Defence Minister Jonathan Coleman says the Government has given approval for the NZDF to seek a replacement for the naval tanker HMNZS Endeavour.
“To operate effectively the NZDF needs to provide fuel and logistical support to its deployed ships, helicopters and vehicles,” says Dr Coleman.
“This capability is crucial given New Zealand’s vast maritime area, and our security and disaster relief responsibilities in the South Pacific. Without it NZDF operations would be limited in duration or dependent on our partners.
“The new tanker will be a significant enhancement in capability. It will increase the NZDF’s ability to support and sustain Navy, Army and Air Force operations at home and further afield.
“The tanker will be able to store a large amount of fuel, including aviation fuel, store supplies and ammunition, and accommodate an NH90 or Seasprite helicopter.
“This capability is needed as the NZDF has more ships which can embark new helicopters, and it is crucial that the tanker can support the Joint Task Force as set out in the 2010 Defence White Paper.
“Possible winterisation features will also be considered which could enable the tanker to resupply bases in Antarctica.”
HMNZS Endeavour will reach the end of her service life in 2018. Maintenance costs are increasing, and the vessel will face non-compliance issues with new international maritime regulations.
The request for tender is expected to be issued by the Ministry of Defence in early 2015. A final recommendation will be made to Cabinet in mid-2016.
Any further update on this? The UK MoD awarded their contract in 2012 for the construction of four 37,000t Tide-class (MARS) tankers, with the first ship to be delivered in October 2015, and final vessel due in April 2017 by Daewoo Shipbuilding and Marine Engineering, South Korea. If our MoD is waiting until 2015 to tender and only making final recommendation by mid-2016 - then there does not seem any time planned to get the contract awarded, vessel constructed, sea trialed and into initial operation before the HMNZS Endeavour reaches end of life in 2018? Or are they looking to buy second-hand or a commercial lease to fit the time window?

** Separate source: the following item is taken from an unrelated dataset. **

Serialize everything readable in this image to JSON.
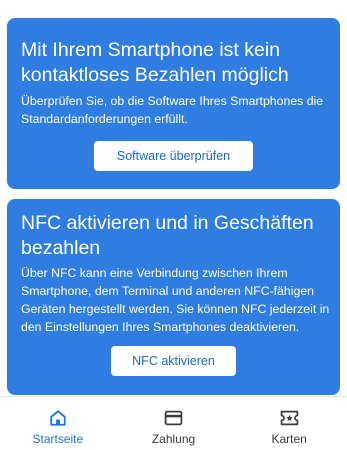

The Australians were lucky they picked up the HMAS Choules in time (and at a bargain) to replace their "end of life" landing ships HMAS Manoora and HMAS Kanimbla. Lets hope NZ avoids such a similar predicament occurring over our replenishment vessel.
Yet more woes for Canada's navy. Lets hope NZ MOD avoids this predicament with NZDF's own Endeavour replacement.
At the end of September reported that having left too late(read: procrastinated) their decision on buying ships to replace their dated replenishment vessels. The Canadian Navy now have to ask to NATO and US to help bridge the gap because their 2 existing 'Oilers' have 'run out of steam' and cant be put back out to sea to support the rest of their fleet. To add insult to injury, 2 guided missile frigates also had to be parked for similar reasons.
The tender specifies a range of 6,450 nautical miles at 16 knots (Endeavour has a range of 10,000 nautical miles and can attain 14 knots) and requires the new ship to spend up to 160 days at sea each year and 60 days alongside...